--- START ---

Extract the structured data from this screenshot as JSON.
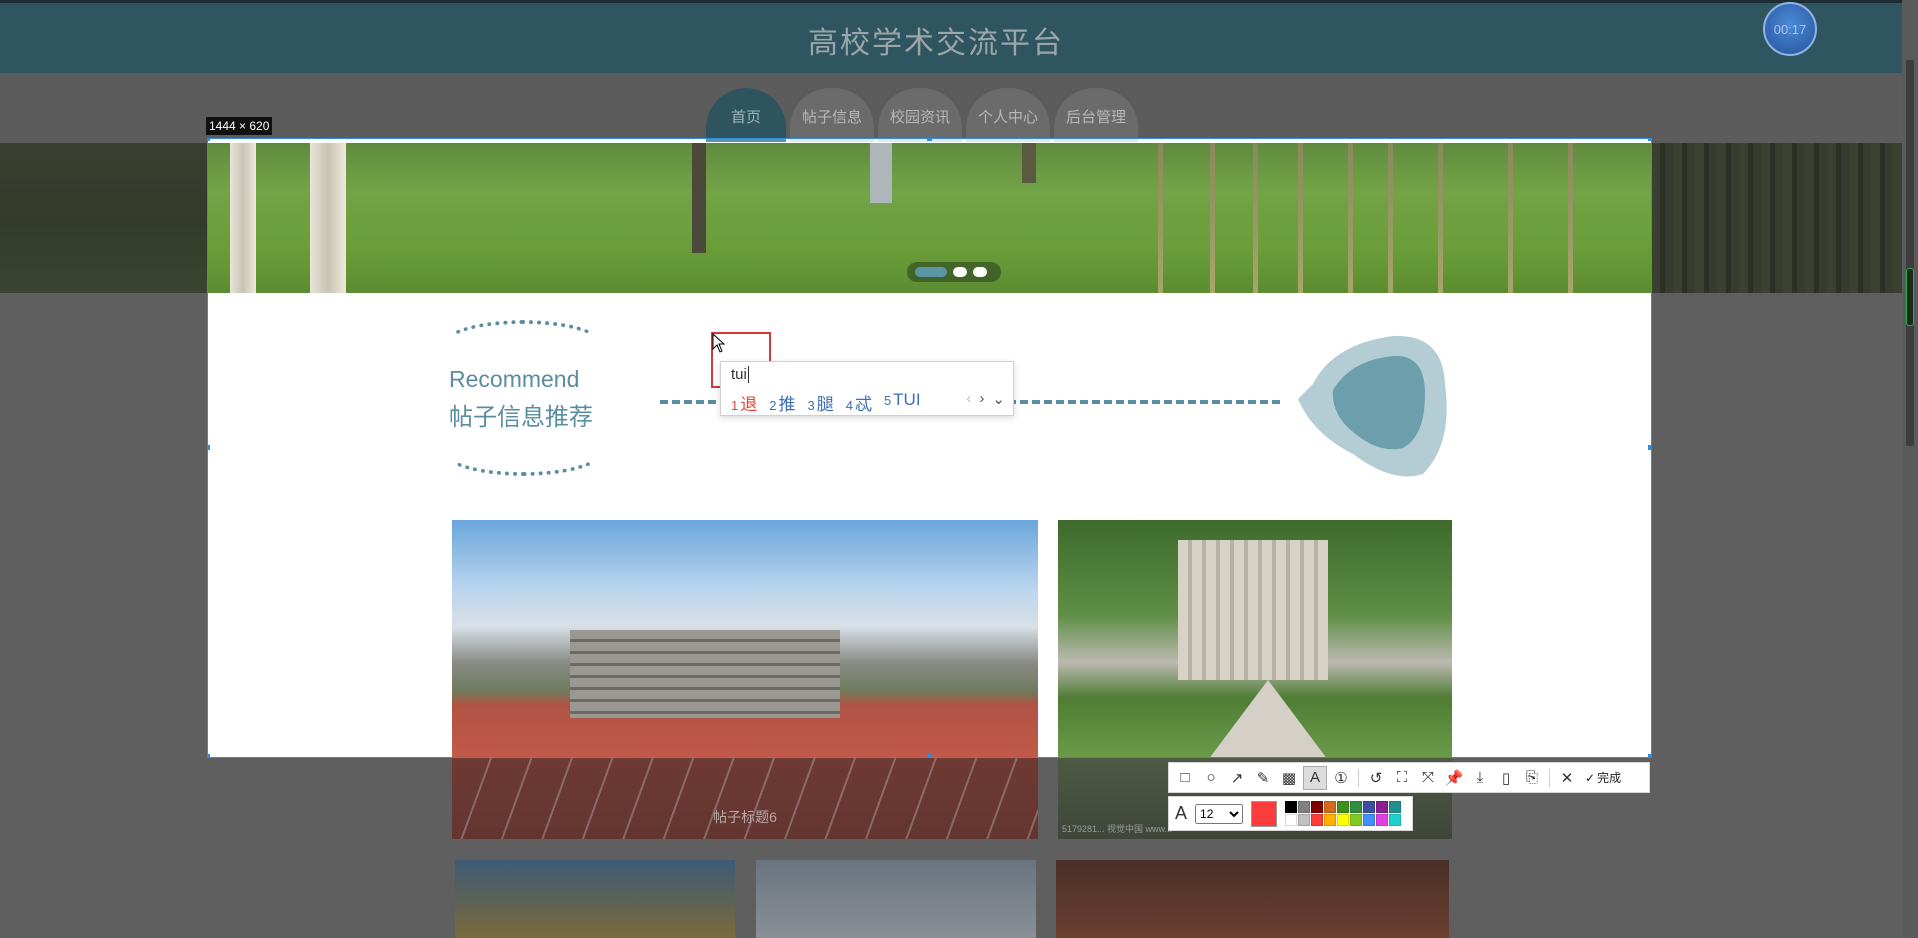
{
  "header": {
    "title": "高校学术交流平台"
  },
  "timer": {
    "text": "00:17"
  },
  "nav": {
    "items": [
      {
        "label": "首页",
        "active": true
      },
      {
        "label": "帖子信息",
        "active": false
      },
      {
        "label": "校园资讯",
        "active": false
      },
      {
        "label": "个人中心",
        "active": false
      },
      {
        "label": "后台管理",
        "active": false
      }
    ]
  },
  "capture": {
    "size_label": "1444 × 620"
  },
  "recommend": {
    "title_en": "Recommend",
    "title_cn": "帖子信息推荐"
  },
  "cards": [
    {
      "caption": "帖子标题6"
    },
    {
      "caption": "5179281... 视觉中国 www..."
    }
  ],
  "ime": {
    "composition": "tui",
    "candidates": [
      {
        "num": "1",
        "text": "退"
      },
      {
        "num": "2",
        "text": "推"
      },
      {
        "num": "3",
        "text": "腿"
      },
      {
        "num": "4",
        "text": "忒"
      },
      {
        "num": "5",
        "text": "TUI"
      }
    ],
    "arrows": {
      "prev": "‹",
      "next": "›",
      "expand": "⌄"
    }
  },
  "toolbar": {
    "tools": [
      {
        "name": "rectangle-tool-icon",
        "glyph": "□"
      },
      {
        "name": "ellipse-tool-icon",
        "glyph": "○"
      },
      {
        "name": "arrow-tool-icon",
        "glyph": "↗"
      },
      {
        "name": "pen-tool-icon",
        "glyph": "✎"
      },
      {
        "name": "mosaic-tool-icon",
        "glyph": "▩"
      },
      {
        "name": "text-tool-icon",
        "glyph": "A"
      },
      {
        "name": "number-tool-icon",
        "glyph": "①"
      },
      {
        "name": "undo-icon",
        "glyph": "↺"
      },
      {
        "name": "ocr-icon",
        "glyph": "⛶"
      },
      {
        "name": "scroll-capture-icon",
        "glyph": "⤧"
      },
      {
        "name": "pin-icon",
        "glyph": "📌"
      },
      {
        "name": "download-icon",
        "glyph": "⤓"
      },
      {
        "name": "phone-icon",
        "glyph": "▯"
      },
      {
        "name": "bookmark-icon",
        "glyph": "⎘"
      },
      {
        "name": "close-icon",
        "glyph": "✕"
      }
    ],
    "done_label": "完成",
    "font_size": "12",
    "current_color": "#ff3b3b",
    "palette": [
      "#000000",
      "#808080",
      "#800000",
      "#d4691e",
      "#3f8f1f",
      "#2f8f3f",
      "#3a4f9f",
      "#8a1f8f",
      "#1f8f8f",
      "#ffffff",
      "#c0c0c0",
      "#ff3b3b",
      "#ffb000",
      "#ffff00",
      "#80cc20",
      "#4090ff",
      "#e040e0",
      "#20d0d0"
    ]
  },
  "colors": {
    "accent": "#5b95a6",
    "header": "#2f5561",
    "selection": "#2d8ee0"
  }
}
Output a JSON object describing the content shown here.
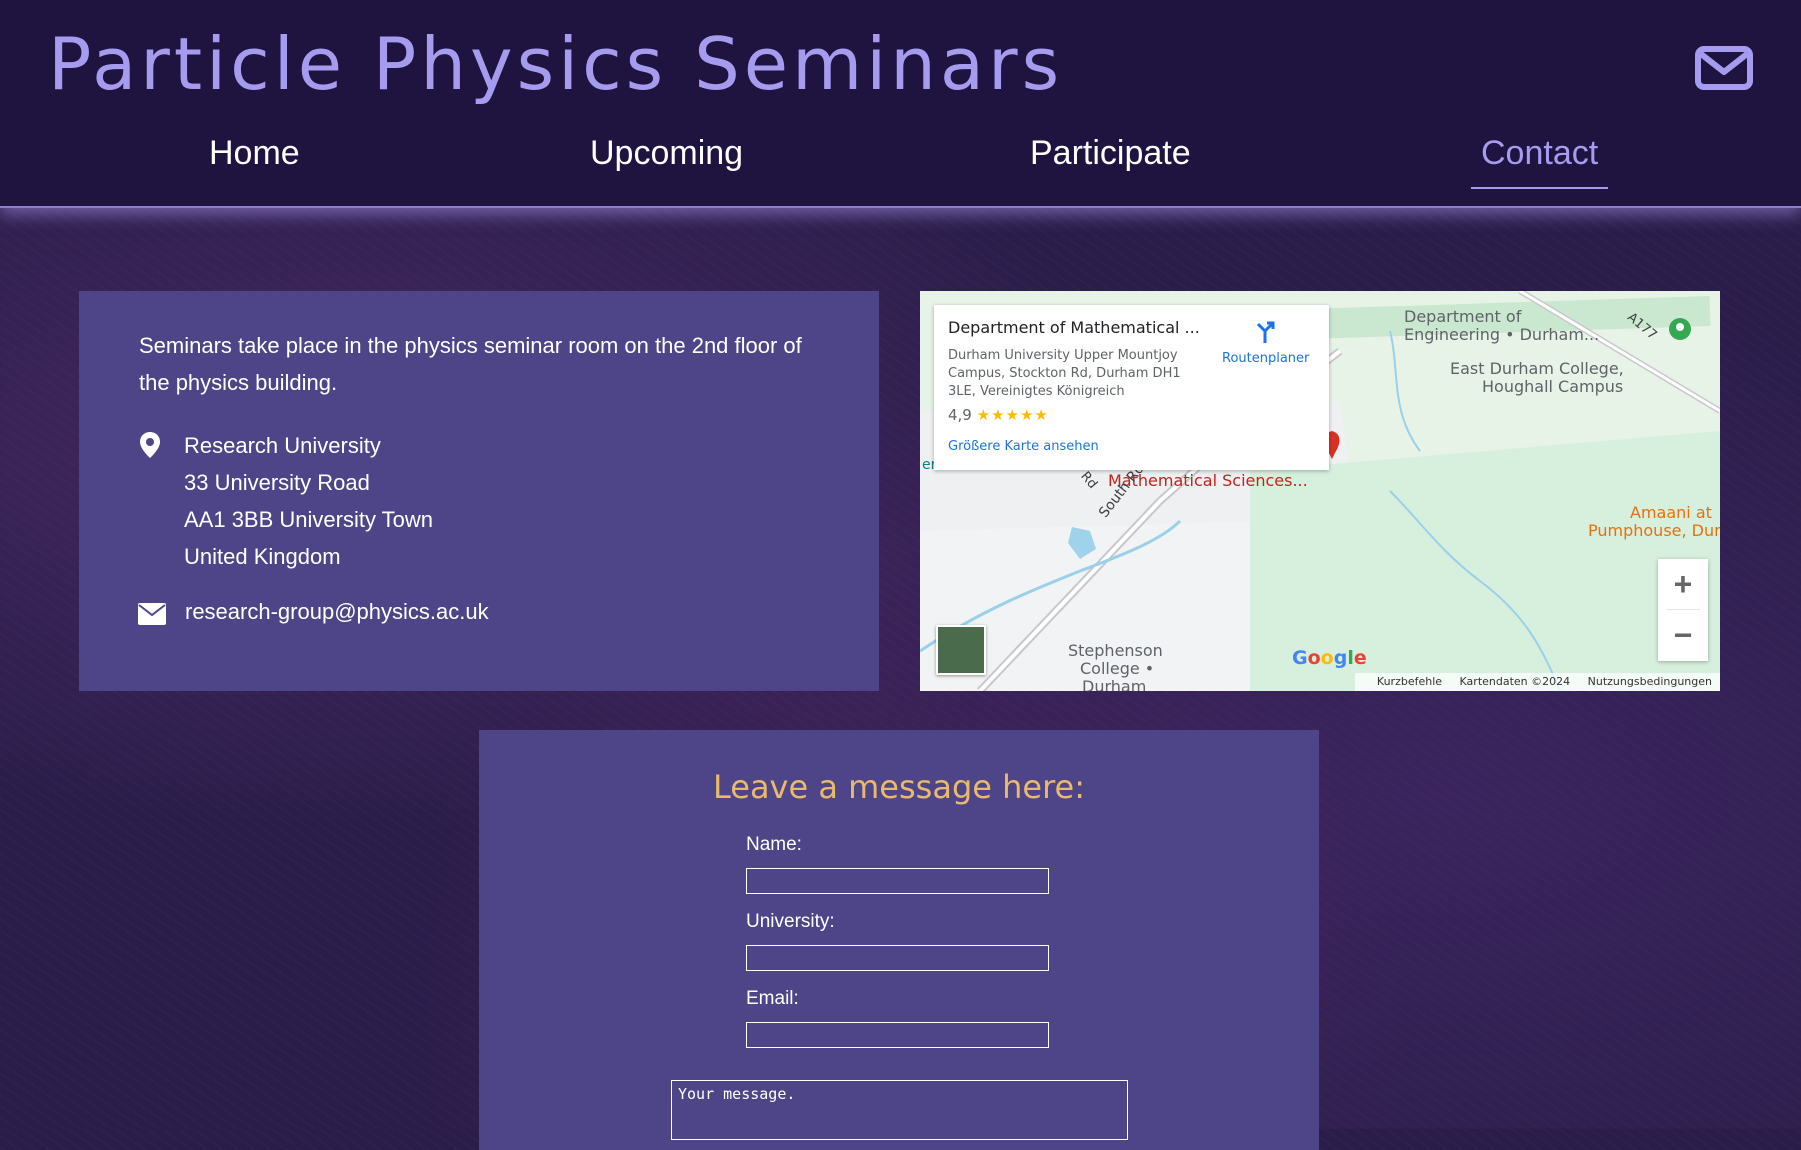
{
  "header": {
    "title": "Particle Physics Seminars",
    "mail_icon": "envelope-icon"
  },
  "nav": {
    "items": [
      {
        "label": "Home",
        "active": false
      },
      {
        "label": "Upcoming",
        "active": false
      },
      {
        "label": "Participate",
        "active": false
      },
      {
        "label": "Contact",
        "active": true
      }
    ]
  },
  "info": {
    "description": "Seminars take place in the physics seminar room on the 2nd floor of the physics building.",
    "address": [
      "Research University",
      "33 University Road",
      "AA1 3BB University Town",
      "United Kingdom"
    ],
    "email": "research-group@physics.ac.uk"
  },
  "map": {
    "place_title": "Department of Mathematical ...",
    "place_address": "Durham University Upper Mountjoy Campus, Stockton Rd, Durham DH1 3LE, Vereinigtes Königreich",
    "rating": "4,9",
    "rating_stars": "★★★★★",
    "larger_map_link": "Größere Karte ansehen",
    "directions_label": "Routenplaner",
    "labels": {
      "dept_engineering_1": "Department of",
      "dept_engineering_2": "Engineering • Durham...",
      "east_durham_1": "East Durham College,",
      "east_durham_2": "Houghall Campus",
      "math_sciences": "Mathematical Sciences...",
      "oriental_museum": "ental Museum",
      "south_rd": "South Rd",
      "rd": "Rd",
      "a177": "A177",
      "amaani_1": "Amaani at",
      "amaani_2": "Pumphouse, Durl",
      "stephenson_1": "Stephenson",
      "stephenson_2": "College •",
      "stephenson_3": "Durham"
    },
    "footer": [
      "Kurzbefehle",
      "Kartendaten ©2024",
      "Nutzungsbedingungen"
    ],
    "google_logo": "Google",
    "zoom_in": "+",
    "zoom_out": "−"
  },
  "form": {
    "heading": "Leave a message here:",
    "name_label": "Name:",
    "university_label": "University:",
    "email_label": "Email:",
    "message_placeholder": "Your message."
  },
  "colors": {
    "header_bg": "#1f1440",
    "accent": "#a59cf0",
    "card_bg": "#4e4588",
    "form_heading": "#e9b96e",
    "page_bg": "#2a1d4a"
  }
}
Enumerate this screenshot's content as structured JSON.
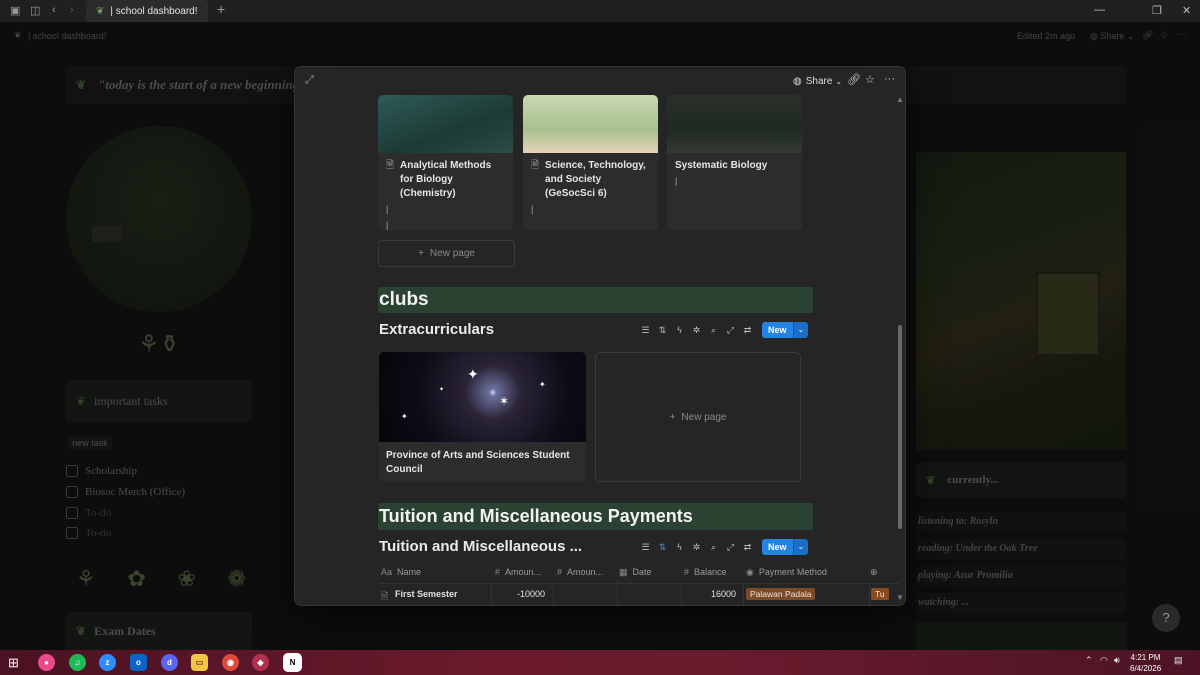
{
  "window": {
    "tab_title": "| school dashboard!",
    "new_tab": "+",
    "min": "—",
    "restore": "❐",
    "close": "✕"
  },
  "topbar": {
    "breadcrumb": "| school dashboard!",
    "edited": "Edited 2m ago",
    "share": "Share",
    "more": "···"
  },
  "background_page": {
    "quote": "\"today is the start of a new beginning",
    "important_tasks": "important  tasks",
    "new_task": "new task",
    "todos": [
      {
        "label": "Scholarship",
        "dim": false
      },
      {
        "label": "Biosoc Merch (Office)",
        "dim": false
      },
      {
        "label": "To-do",
        "dim": true
      },
      {
        "label": "To-do",
        "dim": true
      }
    ],
    "exam_dates": "Exam Dates",
    "currently": "currently...",
    "status": [
      {
        "label": "listening to: Rosyln"
      },
      {
        "label": "reading: Under the Oak Tree"
      },
      {
        "label": "playing: Azur Promilia"
      },
      {
        "label": "watching: ..."
      }
    ]
  },
  "modal": {
    "share": "Share",
    "gallery_cards": [
      {
        "title": "Analytical Methods for Biology (Chemistry)",
        "bars": 2,
        "color": "#2c4c45"
      },
      {
        "title": "Science, Technology, and Society (GeSocSci 6)",
        "bars": 1,
        "color": "#a8c08e"
      },
      {
        "title": "Systematic Biology",
        "bars": 1,
        "color": "#1f2a22"
      }
    ],
    "new_page": "New page",
    "clubs_heading": "clubs",
    "extracurriculars_title": "Extracurriculars",
    "new_button": "New",
    "club_card_title": "Province of Arts and Sciences Student Council",
    "tuition_heading": "Tuition and Miscellaneous Payments",
    "tuition_db_title": "Tuition and Miscellaneous ...",
    "table_headers": [
      "Name",
      "Amoun...",
      "Amoun...",
      "Date",
      "Balance",
      "Payment Method"
    ],
    "rows": [
      {
        "name": "First Semester",
        "amount1": "-10000",
        "amount2": "",
        "date": "",
        "balance": "16000",
        "method": "Palawan Padala",
        "extra": "Tu"
      }
    ]
  },
  "taskbar": {
    "time": "4:21 PM",
    "date": "6/4/2026"
  },
  "colors": {
    "accent_green": "#2b4233",
    "button_blue": "#2383e2",
    "payment_pill": "#7a4a2a",
    "taskbar": "#6a1a2c"
  }
}
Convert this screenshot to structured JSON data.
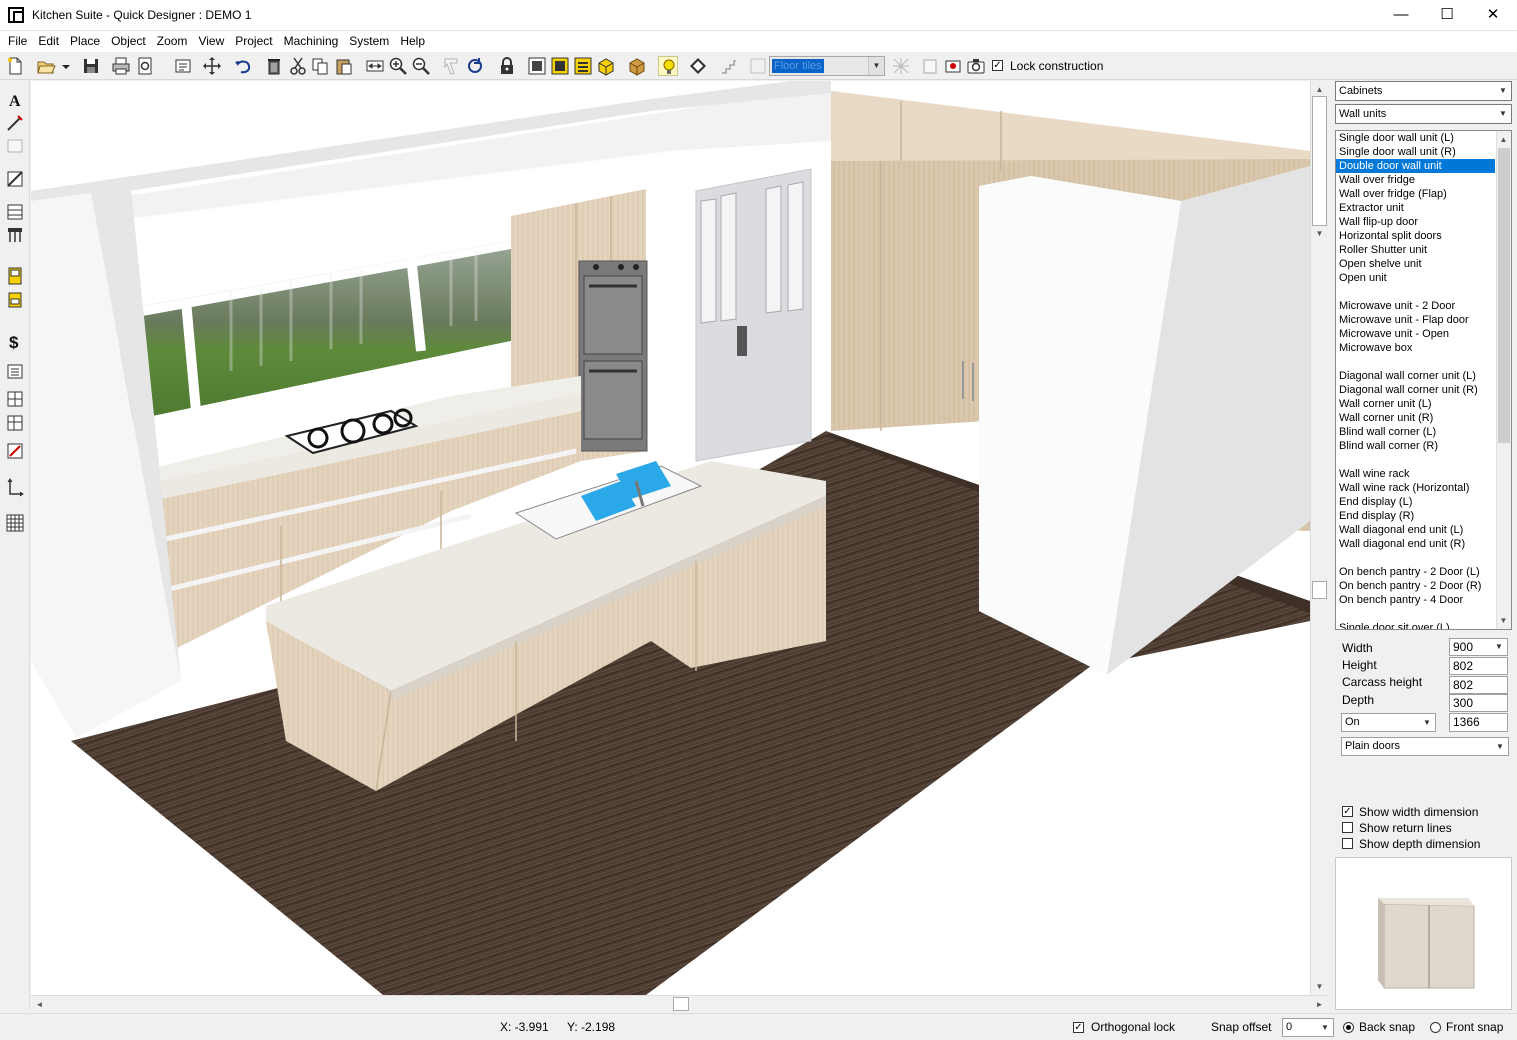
{
  "window": {
    "title": "Kitchen Suite - Quick Designer : DEMO 1",
    "minimize": "—",
    "maximize": "☐",
    "close": "✕"
  },
  "menu": [
    "File",
    "Edit",
    "Place",
    "Object",
    "Zoom",
    "View",
    "Project",
    "Machining",
    "System",
    "Help"
  ],
  "toolbar": {
    "floor_combo_value": "Floor tiles",
    "lock_construction_label": "Lock construction",
    "lock_construction_checked": true
  },
  "right_panel": {
    "category": "Cabinets",
    "subcategory": "Wall units",
    "items": [
      "Single door wall unit (L)",
      "Single door wall unit (R)",
      "Double door wall unit",
      "Wall over fridge",
      "Wall over fridge (Flap)",
      "Extractor unit",
      "Wall flip-up door",
      "Horizontal split doors",
      "Roller Shutter unit",
      "Open shelve unit",
      "Open unit",
      "",
      "Microwave unit - 2 Door",
      "Microwave unit - Flap door",
      "Microwave unit - Open",
      "Microwave box",
      "",
      "Diagonal wall corner unit (L)",
      "Diagonal wall corner unit (R)",
      "Wall corner unit (L)",
      "Wall corner unit (R)",
      "Blind wall corner (L)",
      "Blind wall corner (R)",
      "",
      "Wall wine rack",
      "Wall wine rack (Horizontal)",
      "End display (L)",
      "End display (R)",
      "Wall diagonal end unit (L)",
      "Wall diagonal end unit (R)",
      "",
      "On bench pantry - 2 Door (L)",
      "On bench pantry - 2 Door (R)",
      "On bench pantry - 4 Door",
      "",
      "Single door sit over (L)"
    ],
    "selected_index": 2,
    "props": {
      "width_label": "Width",
      "width_value": "900",
      "height_label": "Height",
      "height_value": "802",
      "carcass_label": "Carcass height",
      "carcass_value": "802",
      "depth_label": "Depth",
      "depth_value": "300",
      "on_value": "On",
      "on_number": "1366",
      "door_style": "Plain doors"
    },
    "options": {
      "show_width": "Show width dimension",
      "show_width_checked": true,
      "show_return": "Show return lines",
      "show_return_checked": false,
      "show_depth": "Show depth dimension",
      "show_depth_checked": false
    }
  },
  "status": {
    "x_coord": "X: -3.991",
    "y_coord": "Y: -2.198",
    "ortho_label": "Orthogonal lock",
    "ortho_checked": true,
    "snap_offset_label": "Snap offset",
    "snap_offset_value": "0",
    "back_snap": "Back snap",
    "front_snap": "Front snap",
    "snap_selected": "back"
  },
  "colors": {
    "selection": "#0078d7",
    "floor": "#4a3a30",
    "cabinet_wood": "#e4d3bd",
    "benchtop": "#ece9e2",
    "sink_water": "#2aa8e8"
  }
}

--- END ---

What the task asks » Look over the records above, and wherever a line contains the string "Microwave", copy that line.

Your solution »
      "Microwave unit - 2 Door",
      "Microwave unit - Flap door",
      "Microwave unit - Open",
      "Microwave box",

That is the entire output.